Gap junction adhesion is necessary for radial migration in the neocortex.

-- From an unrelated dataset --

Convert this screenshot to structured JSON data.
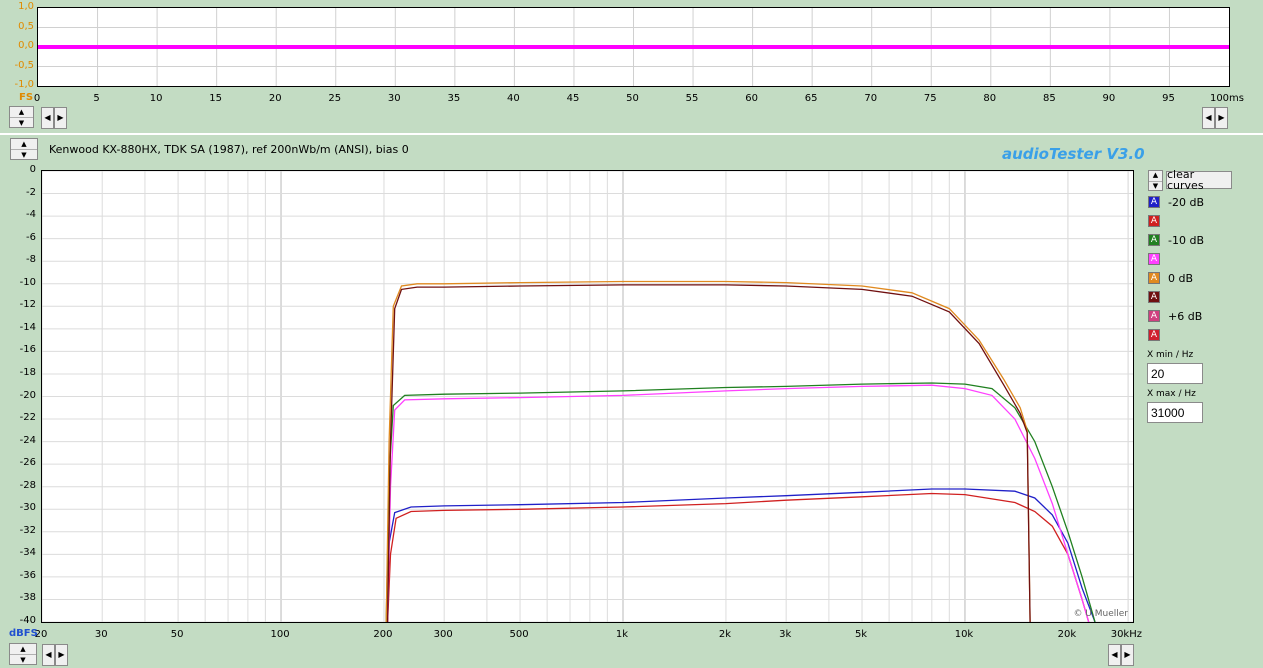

Radial glia, the neuronal stem cells of the embryonic cerebral cortex, reside deep within the developing brain and extend radial fibres to the pial surface, along which embryonic neurons migrate to reach the cortical plate. Here we show that the gap junction subunits connexin 26 (Cx26) and connexin 43 (Cx43) are expressed at the contact points between radial fibres and migrating neurons, and acute downregulation of Cx26 or Cx43 impairs the migration of neurons to the cortical plate. Unexpectedly, gap junctions do not mediate neuronal migration by acting in the classical manner to provide an aqueous channel for cell-cell communication. Instead, gap junctions provide dynamic adhesive contacts that interact with the internal cytoskeleton to enable leading process stabilization along radial fibres as well as the subsequent translocation of the nucleus. These results indicate that gap junction adhesions are necessary for glial-guided neuronal migration, raising the possibility that the adhesive properties of gap junctions may have an important role in other physiological processes and diseases associated with gap junction function.